I think part of “Life is Living” seeks to do and what this piece seeks to do is reframe the environmental question to one that has both sociological import and one that has emotional import. We want to reframe environmental consciousness in terms of emotional and collective health and look at all the things that we do to sustain one another. It’s part of the environmental matrix. Speaking as a 30-something black male with two kids, I look around my community and I see that there is an obsession with death. I look at Sandy and I see a hundred people have died in the course of a week, and I look at Chicago and I see the unprosecuted homicides of black-on-black violence. One is a natural disaster and one is an unnatural disaster, but both need attention. Both are environmental crises.
This play is really engaging, and not at all didactic. Can you talk to me a little bit about how your experiences as a teacher, as someone who goes out in the community who actually has interactions with people? Can you talk to me about how that informs your approach to this work?
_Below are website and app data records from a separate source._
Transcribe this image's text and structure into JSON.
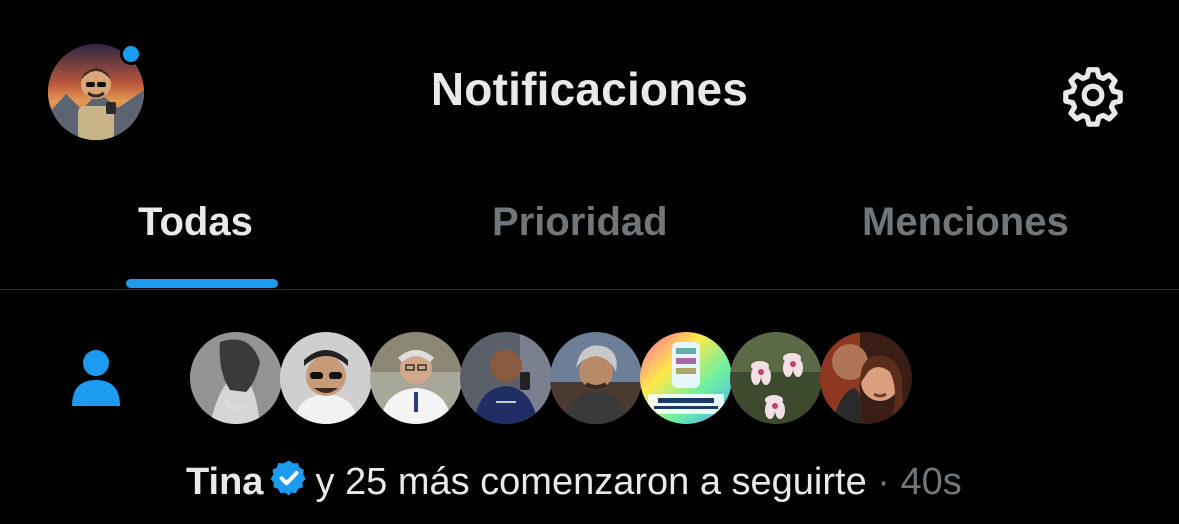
{
  "header": {
    "title": "Notificaciones",
    "avatar_icon": "user-avatar",
    "settings_icon": "gear-icon",
    "unread_dot_color": "#1d9bf0"
  },
  "tabs": [
    {
      "label": "Todas",
      "active": true
    },
    {
      "label": "Prioridad",
      "active": false
    },
    {
      "label": "Menciones",
      "active": false
    }
  ],
  "accent_color": "#1d9bf0",
  "notification": {
    "icon": "person-follow-icon",
    "avatar_count": 8,
    "name": "Tina",
    "verified_icon": "verified-badge-icon",
    "message": "y 25 más comenzaron a seguirte",
    "separator": "·",
    "time": "40s"
  }
}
I would say that both are Freire pedagogy at work. At the heart of popular education, at the heart of contemporary popular education, is beginning kids’ language construction in a more formulaic way to construct a new world. How do I use my language or how do I develop my language that speaks my world into existence? I think that rather than implicating or advancing strategies that fit somebody else’s matrix of environmental success, part of what we’re doing is inviting folks to determine sustainability on their own terms. That’s not to say we’re advocating against alternative energy sources — quite the opposite. But what we’re saying to kids is, “You know that bike you tricked out? How you put hella different color foil in the spokes? That’s not just being fly. That’s also being environmentally responsible.” So it’s naming the things that are present in our behavior that also fit into the nature scene, and maybe re-inviting disparate groups to kind of name this on their own terms.